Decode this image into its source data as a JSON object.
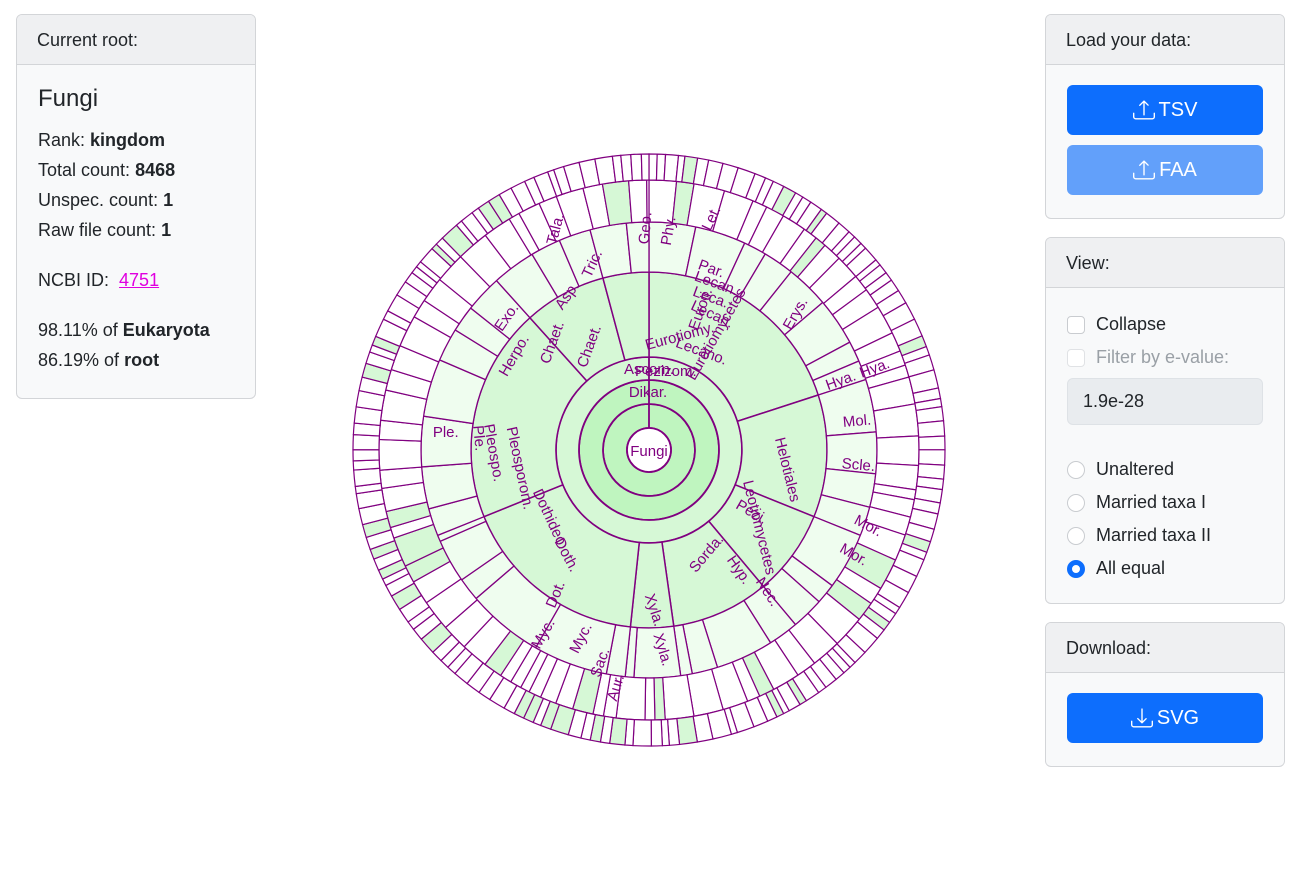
{
  "info": {
    "header": "Current root:",
    "name": "Fungi",
    "rank_label": "Rank:",
    "rank": "kingdom",
    "total_label": "Total count:",
    "total": "8468",
    "unspec_label": "Unspec. count:",
    "unspec": "1",
    "raw_label": "Raw file count:",
    "raw": "1",
    "ncbi_label": "NCBI ID:",
    "ncbi_id": "4751",
    "pct1": "98.11% of",
    "pct1_of": "Eukaryota",
    "pct2": "86.19% of",
    "pct2_of": "root"
  },
  "load": {
    "header": "Load your data:",
    "tsv": "TSV",
    "faa": "FAA"
  },
  "view": {
    "header": "View:",
    "collapse": "Collapse",
    "filter": "Filter by e-value:",
    "evalue": "1.9e-28",
    "options": [
      "Unaltered",
      "Married taxa I",
      "Married taxa II",
      "All equal"
    ],
    "selected": "All equal"
  },
  "download": {
    "header": "Download:",
    "svg": "SVG"
  },
  "sunburst": {
    "center": "Fungi",
    "colors": {
      "stroke": "#800080",
      "fill": "#d6f8d6",
      "fill_light": "#effdef",
      "fill_dark": "#bff5bf"
    },
    "labels": [
      "Dikar.",
      "Ascom.",
      "Pezizom.",
      "Leotiomycetes",
      "Helotiales",
      "Eurotiomycetes",
      "Eurotiomy.",
      "Euroti.",
      "Lecano.",
      "Lecan.",
      "Leca.",
      "Lecan.",
      "Par.",
      "Let.",
      "Phy.",
      "Geo.",
      "Tric.",
      "Tala.",
      "Asp.",
      "Exo.",
      "Herpo.",
      "Chaet.",
      "Chaet.",
      "Ple.",
      "Ple.",
      "Pleospo.",
      "Pleosporom.",
      "Dothideo.",
      "Doth.",
      "Dot.",
      "Myc.",
      "Myc.",
      "Sac.",
      "Aur.",
      "Sorda.",
      "Hyp.",
      "Nec.",
      "Xyla.",
      "Xyla.",
      "Pezi.",
      "Mor.",
      "Mor.",
      "Scle.",
      "Mol.",
      "Hya.",
      "Hya.",
      "Erys."
    ]
  }
}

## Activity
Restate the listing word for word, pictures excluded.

## Result
Decode this image into its source data as a JSON object.
{
  "info": {
    "header": "Current root:",
    "name": "Fungi",
    "rank_label": "Rank:",
    "rank": "kingdom",
    "total_label": "Total count:",
    "total": "8468",
    "unspec_label": "Unspec. count:",
    "unspec": "1",
    "raw_label": "Raw file count:",
    "raw": "1",
    "ncbi_label": "NCBI ID:",
    "ncbi_id": "4751",
    "pct1": "98.11% of",
    "pct1_of": "Eukaryota",
    "pct2": "86.19% of",
    "pct2_of": "root"
  },
  "load": {
    "header": "Load your data:",
    "tsv": "TSV",
    "faa": "FAA"
  },
  "view": {
    "header": "View:",
    "collapse": "Collapse",
    "filter": "Filter by e-value:",
    "evalue": "1.9e-28",
    "options": [
      "Unaltered",
      "Married taxa I",
      "Married taxa II",
      "All equal"
    ],
    "selected": "All equal"
  },
  "download": {
    "header": "Download:",
    "svg": "SVG"
  },
  "sunburst": {
    "center": "Fungi",
    "colors": {
      "stroke": "#800080",
      "fill": "#d6f8d6",
      "fill_light": "#effdef",
      "fill_dark": "#bff5bf"
    },
    "labels": [
      "Dikar.",
      "Ascom.",
      "Pezizom.",
      "Leotiomycetes",
      "Helotiales",
      "Eurotiomycetes",
      "Eurotiomy.",
      "Euroti.",
      "Lecano.",
      "Lecan.",
      "Leca.",
      "Lecan.",
      "Par.",
      "Let.",
      "Phy.",
      "Geo.",
      "Tric.",
      "Tala.",
      "Asp.",
      "Exo.",
      "Herpo.",
      "Chaet.",
      "Chaet.",
      "Ple.",
      "Ple.",
      "Pleospo.",
      "Pleosporom.",
      "Dothideo.",
      "Doth.",
      "Dot.",
      "Myc.",
      "Myc.",
      "Sac.",
      "Aur.",
      "Sorda.",
      "Hyp.",
      "Nec.",
      "Xyla.",
      "Xyla.",
      "Pezi.",
      "Mor.",
      "Mor.",
      "Scle.",
      "Mol.",
      "Hya.",
      "Hya.",
      "Erys."
    ]
  }
}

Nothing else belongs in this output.